A commission made up of some big names, though not really any names of addiction or drug researchers I noticed, just released a report that’s making a lot of noise throughout every news channel including NPR (see here, and here for stories) and others (see CNN). They want the debate about the current state of drug regulation expanded, and since I’ve written on the issue before, I figured it’s time for another stab at this.The commission’s report, which is very pretty by academic standards makes some good points and ignores some other obvious ones in its quest to make a splash in the old “should we legalize drugs?” argument. To be fair, the report itself makes a whole slew of recommendations, only some of which are specific, while saying that we need to seriously re-examine our current stance in the fight against drug addiction and abuse. I certainly agree with this last point.
The thing is that the report decides to focus almost solely on the arguments in favor of drug legalization or decriminalization, which makes it lose some credibility. Still, when you get people like Richard Branson, Kofi Annan, and Thorvald Stoltenberg involved you get a lot of people to notice and I’m guessing that was the point to some extent.
A little summary of the commission’s report – objectivity compromised
Opening up with a bold sentence claiming that “the global war on drugs has failed,” the report continues to show ways in which the criminalization of drugs has caused harm without producing much in the way of tangible results. I have written before about the horrible results of throwing non-violent drug offenders into prison en mass, but to say that there have been no results from the criminalization of drugs is to ignore the fact the some of the world’s most devastating public-health issues are the direct result of legal drug use. Alcohol use and tobacco smoking are the underlying causes for more deaths than anything else on earth including pollution, automobile accidents, or anything else people seem so afraid of. No, drinking alcohol moderately is not bad and might even be beneficial, but that’s exactly why trying to nail this argument down as landing on the “good” or “bad” side is too simplistic and makes the report seem like a propaganda piece rather than a balanced, thoughtful… report.
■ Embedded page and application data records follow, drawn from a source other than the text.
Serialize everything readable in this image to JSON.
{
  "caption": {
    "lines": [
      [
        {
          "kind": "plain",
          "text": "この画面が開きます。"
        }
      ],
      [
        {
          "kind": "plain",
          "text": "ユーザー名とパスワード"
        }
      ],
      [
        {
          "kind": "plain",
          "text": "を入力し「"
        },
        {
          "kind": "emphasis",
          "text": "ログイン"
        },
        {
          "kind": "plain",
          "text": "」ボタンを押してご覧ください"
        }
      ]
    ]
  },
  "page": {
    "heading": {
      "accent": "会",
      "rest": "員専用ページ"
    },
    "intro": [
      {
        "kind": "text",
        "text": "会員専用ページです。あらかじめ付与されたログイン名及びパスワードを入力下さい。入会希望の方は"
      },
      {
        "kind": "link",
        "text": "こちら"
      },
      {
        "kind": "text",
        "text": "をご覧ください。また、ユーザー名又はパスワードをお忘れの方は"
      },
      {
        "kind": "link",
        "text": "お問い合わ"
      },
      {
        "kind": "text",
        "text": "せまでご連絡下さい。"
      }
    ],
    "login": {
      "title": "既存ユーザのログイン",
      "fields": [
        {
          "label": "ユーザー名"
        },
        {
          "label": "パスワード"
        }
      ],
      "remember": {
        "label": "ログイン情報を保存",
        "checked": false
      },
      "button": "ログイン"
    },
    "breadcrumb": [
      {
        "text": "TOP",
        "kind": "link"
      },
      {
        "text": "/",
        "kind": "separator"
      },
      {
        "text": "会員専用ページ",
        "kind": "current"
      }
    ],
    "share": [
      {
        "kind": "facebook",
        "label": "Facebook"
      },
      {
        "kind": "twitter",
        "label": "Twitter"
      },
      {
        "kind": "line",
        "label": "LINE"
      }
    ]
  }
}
For example, when they show the difference in the number of users of different drugs between 1998 and 2008, the authors fail to mention that the U.S. population grew by 10% during that time, which would mean that marijuana use actually went down. This obviously hurts their argument at least to some extent. Numbers can be manipulated both ways and these guys surely did their part in that regard. When discussing drug dangerousness, the team forgot to include a recent article by Dr. Nutt that claims alcohol is world’s the most dangerous drug. I don’t particularly agree with that piece but it seemed an odd oversight in favor of an older citation. Based on the ranking they do present, the authors suggest that our current classification of drugs needs to be re-examined. This might certainly be true for some drugs (like ecstasy) more than others (like GHB which was outlawed in the U.S. because it was being frequently used in sexual assaults) and it seems strange that the authors don’t make any distinctions here. Again, the report’s ambiguity and lack of specifics in these areas left me wanting a little more.
So should we legalize, decriminalize, or do nothing?
I whole-heatedly agree with the authors’ principles of ending the stigmatization of those who abuse drugs and if you’ve read anything I’ve written, you know I support the notion that we should make every addiction treatment available to those who need help. This has to include harm reduction (like replacement medications, syringe exchanges, and more) and other methods that are not abstinence-based but I wouldn’t say that taking all criminal-justice measures off the table is necessary or even warranted. For example, Hawaii’s HOPE program, started in 2004 has been shown to be amazingly effective at reducing arrest and drug use while greatly increasing probation compliance by using frequent drug testing and brief incarceration periods.
I don’t have the final word on what the best final solution is when it comes to legalization or decriminalization, but I’m certainly open to talking about options and it seems to me that the authors of this report are open as well. For that, I commend the report’s authors, but I’d like for the discussion about it to try to be a little less black and white and a little more nuanced. The problem we’re dealing with certainly is.